Dataset rows describing interfaces
<<<<

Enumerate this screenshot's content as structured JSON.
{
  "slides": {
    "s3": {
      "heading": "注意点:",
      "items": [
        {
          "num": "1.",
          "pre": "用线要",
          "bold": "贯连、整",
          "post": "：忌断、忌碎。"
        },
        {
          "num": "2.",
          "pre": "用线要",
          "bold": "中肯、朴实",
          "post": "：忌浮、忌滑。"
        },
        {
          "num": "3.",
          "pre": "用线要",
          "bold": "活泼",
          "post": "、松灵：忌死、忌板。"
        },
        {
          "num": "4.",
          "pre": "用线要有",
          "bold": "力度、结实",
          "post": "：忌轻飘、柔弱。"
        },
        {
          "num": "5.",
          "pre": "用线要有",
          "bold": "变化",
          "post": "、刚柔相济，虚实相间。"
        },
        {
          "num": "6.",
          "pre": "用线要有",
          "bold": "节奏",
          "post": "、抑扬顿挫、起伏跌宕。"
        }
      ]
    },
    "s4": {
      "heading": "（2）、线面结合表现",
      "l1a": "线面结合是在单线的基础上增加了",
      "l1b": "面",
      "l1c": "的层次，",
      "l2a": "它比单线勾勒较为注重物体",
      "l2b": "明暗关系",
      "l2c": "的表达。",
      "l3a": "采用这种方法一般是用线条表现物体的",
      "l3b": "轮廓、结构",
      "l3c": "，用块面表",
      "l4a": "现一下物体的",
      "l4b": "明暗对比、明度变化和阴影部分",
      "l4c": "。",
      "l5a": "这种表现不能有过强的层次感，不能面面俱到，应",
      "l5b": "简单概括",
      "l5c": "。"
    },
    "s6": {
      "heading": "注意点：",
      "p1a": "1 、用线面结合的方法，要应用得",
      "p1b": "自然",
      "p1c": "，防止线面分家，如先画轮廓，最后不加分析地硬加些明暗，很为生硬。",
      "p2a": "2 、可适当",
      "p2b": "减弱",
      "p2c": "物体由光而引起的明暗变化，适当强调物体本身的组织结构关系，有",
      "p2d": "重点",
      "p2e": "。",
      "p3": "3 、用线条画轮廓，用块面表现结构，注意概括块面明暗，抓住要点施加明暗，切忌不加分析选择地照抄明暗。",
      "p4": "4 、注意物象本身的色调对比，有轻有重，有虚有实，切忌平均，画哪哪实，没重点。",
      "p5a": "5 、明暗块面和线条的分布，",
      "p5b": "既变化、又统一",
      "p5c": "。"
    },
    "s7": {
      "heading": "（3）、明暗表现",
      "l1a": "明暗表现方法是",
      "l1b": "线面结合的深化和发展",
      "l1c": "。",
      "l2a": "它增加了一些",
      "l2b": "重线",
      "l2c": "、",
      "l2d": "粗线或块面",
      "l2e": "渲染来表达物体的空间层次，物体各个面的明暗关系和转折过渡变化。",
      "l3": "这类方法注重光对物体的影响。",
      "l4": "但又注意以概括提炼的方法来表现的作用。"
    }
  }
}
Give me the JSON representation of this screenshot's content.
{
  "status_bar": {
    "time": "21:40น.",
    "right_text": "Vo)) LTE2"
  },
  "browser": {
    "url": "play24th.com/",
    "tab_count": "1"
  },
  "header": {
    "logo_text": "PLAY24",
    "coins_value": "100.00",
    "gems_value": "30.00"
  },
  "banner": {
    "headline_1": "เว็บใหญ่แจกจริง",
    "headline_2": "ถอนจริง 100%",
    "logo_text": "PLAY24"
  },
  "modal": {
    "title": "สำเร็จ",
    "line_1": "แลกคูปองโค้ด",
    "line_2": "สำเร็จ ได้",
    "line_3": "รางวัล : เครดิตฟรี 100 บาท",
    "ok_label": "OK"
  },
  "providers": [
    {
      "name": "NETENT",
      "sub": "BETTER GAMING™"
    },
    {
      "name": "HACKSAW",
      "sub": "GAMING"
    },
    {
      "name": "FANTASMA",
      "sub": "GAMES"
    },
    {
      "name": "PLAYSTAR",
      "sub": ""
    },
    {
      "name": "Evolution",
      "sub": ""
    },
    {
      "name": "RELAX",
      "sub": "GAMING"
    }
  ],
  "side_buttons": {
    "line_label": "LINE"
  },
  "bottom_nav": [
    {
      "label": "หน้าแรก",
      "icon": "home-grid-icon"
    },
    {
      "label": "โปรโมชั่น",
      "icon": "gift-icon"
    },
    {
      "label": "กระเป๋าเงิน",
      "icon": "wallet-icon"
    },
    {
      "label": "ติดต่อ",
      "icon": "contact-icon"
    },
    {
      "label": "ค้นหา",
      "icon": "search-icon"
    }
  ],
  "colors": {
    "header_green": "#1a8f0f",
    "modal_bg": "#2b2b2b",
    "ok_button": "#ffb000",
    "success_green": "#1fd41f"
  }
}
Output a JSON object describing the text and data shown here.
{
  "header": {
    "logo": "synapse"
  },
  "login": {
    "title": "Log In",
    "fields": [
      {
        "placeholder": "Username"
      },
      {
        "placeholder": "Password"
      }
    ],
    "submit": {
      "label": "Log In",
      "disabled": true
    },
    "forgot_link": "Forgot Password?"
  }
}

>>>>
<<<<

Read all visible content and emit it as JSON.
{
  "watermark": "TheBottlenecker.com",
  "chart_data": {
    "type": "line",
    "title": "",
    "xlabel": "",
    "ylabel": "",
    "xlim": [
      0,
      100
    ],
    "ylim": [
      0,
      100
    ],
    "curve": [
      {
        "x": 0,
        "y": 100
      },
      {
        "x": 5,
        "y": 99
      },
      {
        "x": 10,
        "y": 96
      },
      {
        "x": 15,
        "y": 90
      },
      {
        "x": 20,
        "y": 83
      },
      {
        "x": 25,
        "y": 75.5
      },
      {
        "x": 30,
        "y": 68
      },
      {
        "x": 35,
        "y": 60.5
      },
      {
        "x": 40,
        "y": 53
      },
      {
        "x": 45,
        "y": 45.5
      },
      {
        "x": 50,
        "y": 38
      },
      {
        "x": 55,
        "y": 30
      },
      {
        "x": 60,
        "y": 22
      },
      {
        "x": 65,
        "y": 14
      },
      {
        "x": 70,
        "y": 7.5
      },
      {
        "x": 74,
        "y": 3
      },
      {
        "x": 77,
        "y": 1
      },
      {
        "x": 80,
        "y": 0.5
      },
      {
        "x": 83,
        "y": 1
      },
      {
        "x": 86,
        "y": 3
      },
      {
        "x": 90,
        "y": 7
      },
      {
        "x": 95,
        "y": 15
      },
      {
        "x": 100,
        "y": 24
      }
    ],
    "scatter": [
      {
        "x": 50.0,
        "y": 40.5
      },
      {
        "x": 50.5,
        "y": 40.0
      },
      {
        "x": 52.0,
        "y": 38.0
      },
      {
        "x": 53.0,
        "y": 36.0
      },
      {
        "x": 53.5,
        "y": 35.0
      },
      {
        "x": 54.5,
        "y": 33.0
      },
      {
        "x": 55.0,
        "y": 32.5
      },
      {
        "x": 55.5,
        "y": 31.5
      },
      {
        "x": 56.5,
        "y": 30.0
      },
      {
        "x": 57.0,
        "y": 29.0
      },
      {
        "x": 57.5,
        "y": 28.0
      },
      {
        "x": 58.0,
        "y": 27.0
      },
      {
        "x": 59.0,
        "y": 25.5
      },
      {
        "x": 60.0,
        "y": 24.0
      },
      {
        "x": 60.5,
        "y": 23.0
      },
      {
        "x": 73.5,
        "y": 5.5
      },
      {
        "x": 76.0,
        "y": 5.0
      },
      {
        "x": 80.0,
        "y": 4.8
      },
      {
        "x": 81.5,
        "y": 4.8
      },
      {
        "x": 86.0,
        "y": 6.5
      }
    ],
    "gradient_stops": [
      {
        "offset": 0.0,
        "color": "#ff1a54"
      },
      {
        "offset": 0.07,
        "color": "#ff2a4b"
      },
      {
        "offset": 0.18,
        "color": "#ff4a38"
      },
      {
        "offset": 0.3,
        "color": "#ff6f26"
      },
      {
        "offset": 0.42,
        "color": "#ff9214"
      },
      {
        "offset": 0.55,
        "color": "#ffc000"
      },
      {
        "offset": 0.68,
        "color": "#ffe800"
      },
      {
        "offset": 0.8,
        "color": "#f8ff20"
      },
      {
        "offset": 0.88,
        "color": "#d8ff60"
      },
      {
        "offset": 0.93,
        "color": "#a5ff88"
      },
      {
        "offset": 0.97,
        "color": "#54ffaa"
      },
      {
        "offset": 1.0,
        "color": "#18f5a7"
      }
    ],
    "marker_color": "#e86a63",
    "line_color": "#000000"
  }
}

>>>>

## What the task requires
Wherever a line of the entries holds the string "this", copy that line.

## Expected answer
Enumerate this screenshot's content as structured JSON.
Give me the JSON representation of this screenshot's content.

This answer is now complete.